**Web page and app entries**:

↓

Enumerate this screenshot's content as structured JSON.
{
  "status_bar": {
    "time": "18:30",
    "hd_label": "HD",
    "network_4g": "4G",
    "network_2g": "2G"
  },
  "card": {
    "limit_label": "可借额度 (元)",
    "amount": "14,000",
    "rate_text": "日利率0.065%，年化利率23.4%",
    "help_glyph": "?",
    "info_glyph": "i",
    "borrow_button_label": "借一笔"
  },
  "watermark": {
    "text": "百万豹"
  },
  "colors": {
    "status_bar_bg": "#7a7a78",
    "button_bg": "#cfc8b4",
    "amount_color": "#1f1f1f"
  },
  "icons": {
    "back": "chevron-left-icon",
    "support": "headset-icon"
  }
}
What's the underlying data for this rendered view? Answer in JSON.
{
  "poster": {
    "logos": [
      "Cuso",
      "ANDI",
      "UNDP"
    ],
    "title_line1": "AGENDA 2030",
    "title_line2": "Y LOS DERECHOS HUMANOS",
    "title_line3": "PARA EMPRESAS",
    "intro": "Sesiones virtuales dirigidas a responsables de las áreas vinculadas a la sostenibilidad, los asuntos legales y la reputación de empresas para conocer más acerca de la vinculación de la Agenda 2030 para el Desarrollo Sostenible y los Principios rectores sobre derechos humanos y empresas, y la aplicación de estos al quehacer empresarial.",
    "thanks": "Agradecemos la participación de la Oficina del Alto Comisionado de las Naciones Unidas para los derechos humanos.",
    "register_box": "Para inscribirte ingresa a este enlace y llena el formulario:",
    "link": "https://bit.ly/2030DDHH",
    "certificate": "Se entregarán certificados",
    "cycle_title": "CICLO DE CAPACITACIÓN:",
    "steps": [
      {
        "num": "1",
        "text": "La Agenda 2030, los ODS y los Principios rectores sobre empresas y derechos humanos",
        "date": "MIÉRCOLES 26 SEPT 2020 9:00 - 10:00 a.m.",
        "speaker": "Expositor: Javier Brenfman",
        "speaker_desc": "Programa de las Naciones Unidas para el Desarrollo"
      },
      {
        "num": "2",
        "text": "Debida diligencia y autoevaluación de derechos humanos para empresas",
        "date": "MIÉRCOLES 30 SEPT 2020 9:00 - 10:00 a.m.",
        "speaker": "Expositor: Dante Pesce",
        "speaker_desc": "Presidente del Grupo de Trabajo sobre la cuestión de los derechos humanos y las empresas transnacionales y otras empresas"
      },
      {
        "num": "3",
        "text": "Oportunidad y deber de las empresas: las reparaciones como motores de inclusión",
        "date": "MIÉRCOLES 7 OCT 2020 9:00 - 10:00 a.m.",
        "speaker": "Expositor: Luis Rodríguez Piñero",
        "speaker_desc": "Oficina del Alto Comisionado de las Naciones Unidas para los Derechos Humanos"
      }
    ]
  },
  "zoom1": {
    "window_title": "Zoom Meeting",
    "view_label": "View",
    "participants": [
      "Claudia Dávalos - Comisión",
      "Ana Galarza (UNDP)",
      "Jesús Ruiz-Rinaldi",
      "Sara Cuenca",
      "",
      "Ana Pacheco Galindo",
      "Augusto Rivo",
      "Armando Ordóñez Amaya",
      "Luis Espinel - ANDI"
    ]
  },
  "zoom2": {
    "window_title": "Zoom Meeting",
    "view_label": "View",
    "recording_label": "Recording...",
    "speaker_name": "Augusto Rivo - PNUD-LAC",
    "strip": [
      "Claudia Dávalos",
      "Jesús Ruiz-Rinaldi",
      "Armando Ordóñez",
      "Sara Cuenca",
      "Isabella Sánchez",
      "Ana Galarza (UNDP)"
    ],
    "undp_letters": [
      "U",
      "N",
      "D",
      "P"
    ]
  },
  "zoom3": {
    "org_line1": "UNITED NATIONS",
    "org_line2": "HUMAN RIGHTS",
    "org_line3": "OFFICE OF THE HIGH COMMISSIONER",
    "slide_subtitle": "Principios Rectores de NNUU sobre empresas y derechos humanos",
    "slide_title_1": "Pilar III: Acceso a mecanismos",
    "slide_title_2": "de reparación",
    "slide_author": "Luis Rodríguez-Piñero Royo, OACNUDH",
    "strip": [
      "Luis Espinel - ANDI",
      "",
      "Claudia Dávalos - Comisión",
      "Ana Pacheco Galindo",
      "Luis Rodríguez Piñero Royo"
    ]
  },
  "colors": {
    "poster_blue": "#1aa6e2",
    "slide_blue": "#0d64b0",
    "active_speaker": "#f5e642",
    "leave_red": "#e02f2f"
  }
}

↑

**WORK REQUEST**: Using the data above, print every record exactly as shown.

**COMPLETED EXERCISE**:
Enumerate this screenshot's content as structured JSON.
{
  "status_bar": {
    "time": "18:30",
    "hd_label": "HD",
    "network_4g": "4G",
    "network_2g": "2G"
  },
  "card": {
    "limit_label": "可借额度 (元)",
    "amount": "14,000",
    "rate_text": "日利率0.065%，年化利率23.4%",
    "help_glyph": "?",
    "info_glyph": "i",
    "borrow_button_label": "借一笔"
  },
  "watermark": {
    "text": "百万豹"
  },
  "colors": {
    "status_bar_bg": "#7a7a78",
    "button_bg": "#cfc8b4",
    "amount_color": "#1f1f1f"
  },
  "icons": {
    "back": "chevron-left-icon",
    "support": "headset-icon"
  }
}
What's the underlying data for this rendered view? Answer in JSON.
{
  "poster": {
    "logos": [
      "Cuso",
      "ANDI",
      "UNDP"
    ],
    "title_line1": "AGENDA 2030",
    "title_line2": "Y LOS DERECHOS HUMANOS",
    "title_line3": "PARA EMPRESAS",
    "intro": "Sesiones virtuales dirigidas a responsables de las áreas vinculadas a la sostenibilidad, los asuntos legales y la reputación de empresas para conocer más acerca de la vinculación de la Agenda 2030 para el Desarrollo Sostenible y los Principios rectores sobre derechos humanos y empresas, y la aplicación de estos al quehacer empresarial.",
    "thanks": "Agradecemos la participación de la Oficina del Alto Comisionado de las Naciones Unidas para los derechos humanos.",
    "register_box": "Para inscribirte ingresa a este enlace y llena el formulario:",
    "link": "https://bit.ly/2030DDHH",
    "certificate": "Se entregarán certificados",
    "cycle_title": "CICLO DE CAPACITACIÓN:",
    "steps": [
      {
        "num": "1",
        "text": "La Agenda 2030, los ODS y los Principios rectores sobre empresas y derechos humanos",
        "date": "MIÉRCOLES 26 SEPT 2020 9:00 - 10:00 a.m.",
        "speaker": "Expositor: Javier Brenfman",
        "speaker_desc": "Programa de las Naciones Unidas para el Desarrollo"
      },
      {
        "num": "2",
        "text": "Debida diligencia y autoevaluación de derechos humanos para empresas",
        "date": "MIÉRCOLES 30 SEPT 2020 9:00 - 10:00 a.m.",
        "speaker": "Expositor: Dante Pesce",
        "speaker_desc": "Presidente del Grupo de Trabajo sobre la cuestión de los derechos humanos y las empresas transnacionales y otras empresas"
      },
      {
        "num": "3",
        "text": "Oportunidad y deber de las empresas: las reparaciones como motores de inclusión",
        "date": "MIÉRCOLES 7 OCT 2020 9:00 - 10:00 a.m.",
        "speaker": "Expositor: Luis Rodríguez Piñero",
        "speaker_desc": "Oficina del Alto Comisionado de las Naciones Unidas para los Derechos Humanos"
      }
    ]
  },
  "zoom1": {
    "window_title": "Zoom Meeting",
    "view_label": "View",
    "participants": [
      "Claudia Dávalos - Comisión",
      "Ana Galarza (UNDP)",
      "Jesús Ruiz-Rinaldi",
      "Sara Cuenca",
      "",
      "Ana Pacheco Galindo",
      "Augusto Rivo",
      "Armando Ordóñez Amaya",
      "Luis Espinel - ANDI"
    ]
  },
  "zoom2": {
    "window_title": "Zoom Meeting",
    "view_label": "View",
    "recording_label": "Recording...",
    "speaker_name": "Augusto Rivo - PNUD-LAC",
    "strip": [
      "Claudia Dávalos",
      "Jesús Ruiz-Rinaldi",
      "Armando Ordóñez",
      "Sara Cuenca",
      "Isabella Sánchez",
      "Ana Galarza (UNDP)"
    ],
    "undp_letters": [
      "U",
      "N",
      "D",
      "P"
    ]
  },
  "zoom3": {
    "org_line1": "UNITED NATIONS",
    "org_line2": "HUMAN RIGHTS",
    "org_line3": "OFFICE OF THE HIGH COMMISSIONER",
    "slide_subtitle": "Principios Rectores de NNUU sobre empresas y derechos humanos",
    "slide_title_1": "Pilar III: Acceso a mecanismos",
    "slide_title_2": "de reparación",
    "slide_author": "Luis Rodríguez-Piñero Royo, OACNUDH",
    "strip": [
      "Luis Espinel - ANDI",
      "",
      "Claudia Dávalos - Comisión",
      "Ana Pacheco Galindo",
      "Luis Rodríguez Piñero Royo"
    ]
  },
  "colors": {
    "poster_blue": "#1aa6e2",
    "slide_blue": "#0d64b0",
    "active_speaker": "#f5e642",
    "leave_red": "#e02f2f"
  }
}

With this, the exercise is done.